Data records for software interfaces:
——————————

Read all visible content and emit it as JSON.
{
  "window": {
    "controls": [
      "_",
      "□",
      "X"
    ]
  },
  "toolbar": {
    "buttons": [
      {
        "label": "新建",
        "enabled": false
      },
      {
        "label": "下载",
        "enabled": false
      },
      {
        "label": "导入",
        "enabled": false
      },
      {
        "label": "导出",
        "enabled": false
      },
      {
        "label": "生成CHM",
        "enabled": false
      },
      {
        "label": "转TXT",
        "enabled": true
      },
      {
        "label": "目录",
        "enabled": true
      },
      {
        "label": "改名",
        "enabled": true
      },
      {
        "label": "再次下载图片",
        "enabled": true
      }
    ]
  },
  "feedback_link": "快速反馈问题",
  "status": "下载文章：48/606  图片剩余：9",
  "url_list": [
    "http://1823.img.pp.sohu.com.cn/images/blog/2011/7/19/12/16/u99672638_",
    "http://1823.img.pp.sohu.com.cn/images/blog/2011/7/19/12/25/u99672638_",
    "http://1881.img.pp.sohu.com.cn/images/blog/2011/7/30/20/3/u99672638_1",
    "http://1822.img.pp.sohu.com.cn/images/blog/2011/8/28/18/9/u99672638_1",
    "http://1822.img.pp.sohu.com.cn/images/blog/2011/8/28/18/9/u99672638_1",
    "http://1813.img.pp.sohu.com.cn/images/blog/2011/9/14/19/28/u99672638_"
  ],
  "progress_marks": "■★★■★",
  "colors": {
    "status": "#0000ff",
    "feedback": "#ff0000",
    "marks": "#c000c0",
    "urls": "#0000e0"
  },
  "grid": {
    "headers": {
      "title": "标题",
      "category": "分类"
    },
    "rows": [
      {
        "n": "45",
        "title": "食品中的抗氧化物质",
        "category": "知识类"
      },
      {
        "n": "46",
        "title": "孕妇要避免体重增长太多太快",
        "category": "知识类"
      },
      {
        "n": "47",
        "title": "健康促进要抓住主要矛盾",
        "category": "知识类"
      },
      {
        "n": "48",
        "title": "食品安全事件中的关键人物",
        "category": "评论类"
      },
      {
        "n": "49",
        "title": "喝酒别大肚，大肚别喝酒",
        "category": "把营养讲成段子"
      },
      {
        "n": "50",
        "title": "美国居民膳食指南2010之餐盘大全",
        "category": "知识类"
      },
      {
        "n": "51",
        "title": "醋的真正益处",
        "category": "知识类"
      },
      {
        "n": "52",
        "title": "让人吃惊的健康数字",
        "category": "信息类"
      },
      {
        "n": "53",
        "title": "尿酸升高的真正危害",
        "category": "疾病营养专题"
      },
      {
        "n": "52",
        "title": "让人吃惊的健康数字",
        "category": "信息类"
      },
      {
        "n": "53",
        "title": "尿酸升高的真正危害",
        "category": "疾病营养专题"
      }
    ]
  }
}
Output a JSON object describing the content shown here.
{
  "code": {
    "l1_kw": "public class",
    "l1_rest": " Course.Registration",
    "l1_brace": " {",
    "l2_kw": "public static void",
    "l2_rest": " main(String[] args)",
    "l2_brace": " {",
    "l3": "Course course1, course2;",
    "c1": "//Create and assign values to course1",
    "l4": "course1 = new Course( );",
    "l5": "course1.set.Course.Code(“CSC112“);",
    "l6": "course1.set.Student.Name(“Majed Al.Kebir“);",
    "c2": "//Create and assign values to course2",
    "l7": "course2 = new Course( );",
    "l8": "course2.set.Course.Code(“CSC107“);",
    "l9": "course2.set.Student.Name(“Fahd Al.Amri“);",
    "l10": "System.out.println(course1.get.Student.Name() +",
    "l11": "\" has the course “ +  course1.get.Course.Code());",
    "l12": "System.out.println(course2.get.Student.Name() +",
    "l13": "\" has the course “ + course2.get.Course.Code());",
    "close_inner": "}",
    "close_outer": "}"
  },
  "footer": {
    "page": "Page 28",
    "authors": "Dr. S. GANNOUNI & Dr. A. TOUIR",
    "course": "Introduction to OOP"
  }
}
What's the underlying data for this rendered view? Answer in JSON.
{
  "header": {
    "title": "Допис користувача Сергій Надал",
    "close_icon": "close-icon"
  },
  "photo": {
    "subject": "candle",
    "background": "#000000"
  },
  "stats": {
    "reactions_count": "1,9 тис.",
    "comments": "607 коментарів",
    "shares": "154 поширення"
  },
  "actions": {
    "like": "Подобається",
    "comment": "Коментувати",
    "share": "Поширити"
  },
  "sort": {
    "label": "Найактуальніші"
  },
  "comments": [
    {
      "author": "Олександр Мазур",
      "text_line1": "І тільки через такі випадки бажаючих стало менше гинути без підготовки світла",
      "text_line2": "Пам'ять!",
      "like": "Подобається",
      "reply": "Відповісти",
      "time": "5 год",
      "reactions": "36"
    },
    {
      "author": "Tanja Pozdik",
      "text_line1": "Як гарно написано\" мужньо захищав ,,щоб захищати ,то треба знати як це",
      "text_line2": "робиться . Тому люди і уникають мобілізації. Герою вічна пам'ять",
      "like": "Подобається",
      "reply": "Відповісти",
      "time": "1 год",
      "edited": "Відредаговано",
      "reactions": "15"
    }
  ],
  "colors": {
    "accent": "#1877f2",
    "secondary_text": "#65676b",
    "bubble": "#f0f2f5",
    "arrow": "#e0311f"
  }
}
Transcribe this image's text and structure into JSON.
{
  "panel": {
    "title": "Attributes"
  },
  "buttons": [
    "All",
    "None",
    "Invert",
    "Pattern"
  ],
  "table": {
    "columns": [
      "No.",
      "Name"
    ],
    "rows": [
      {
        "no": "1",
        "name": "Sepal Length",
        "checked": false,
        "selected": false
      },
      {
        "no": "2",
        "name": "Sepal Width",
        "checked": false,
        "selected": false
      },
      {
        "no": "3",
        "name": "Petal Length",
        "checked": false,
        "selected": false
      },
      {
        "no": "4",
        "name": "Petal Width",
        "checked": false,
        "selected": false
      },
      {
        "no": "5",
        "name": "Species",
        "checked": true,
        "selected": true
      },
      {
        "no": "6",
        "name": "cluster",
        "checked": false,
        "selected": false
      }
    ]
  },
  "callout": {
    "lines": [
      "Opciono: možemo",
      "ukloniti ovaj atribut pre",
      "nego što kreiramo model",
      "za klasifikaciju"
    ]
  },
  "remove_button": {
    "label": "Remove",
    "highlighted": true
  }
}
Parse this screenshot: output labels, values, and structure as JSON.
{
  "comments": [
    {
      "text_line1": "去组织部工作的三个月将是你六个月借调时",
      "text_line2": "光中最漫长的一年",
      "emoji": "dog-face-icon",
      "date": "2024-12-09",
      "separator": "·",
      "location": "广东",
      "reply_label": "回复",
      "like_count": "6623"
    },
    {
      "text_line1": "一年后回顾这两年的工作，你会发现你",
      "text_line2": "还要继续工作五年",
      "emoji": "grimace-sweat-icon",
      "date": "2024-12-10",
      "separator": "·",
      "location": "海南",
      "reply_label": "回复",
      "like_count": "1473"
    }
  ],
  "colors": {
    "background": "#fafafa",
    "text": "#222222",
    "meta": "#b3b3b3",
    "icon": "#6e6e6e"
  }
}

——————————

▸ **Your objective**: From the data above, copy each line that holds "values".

▸ **Exercise solution**:
    "c1": "//Create and assign values to course1",
    "c2": "//Create and assign values to course2",
Parse this screenshot: output labels, values, and structure as JSON.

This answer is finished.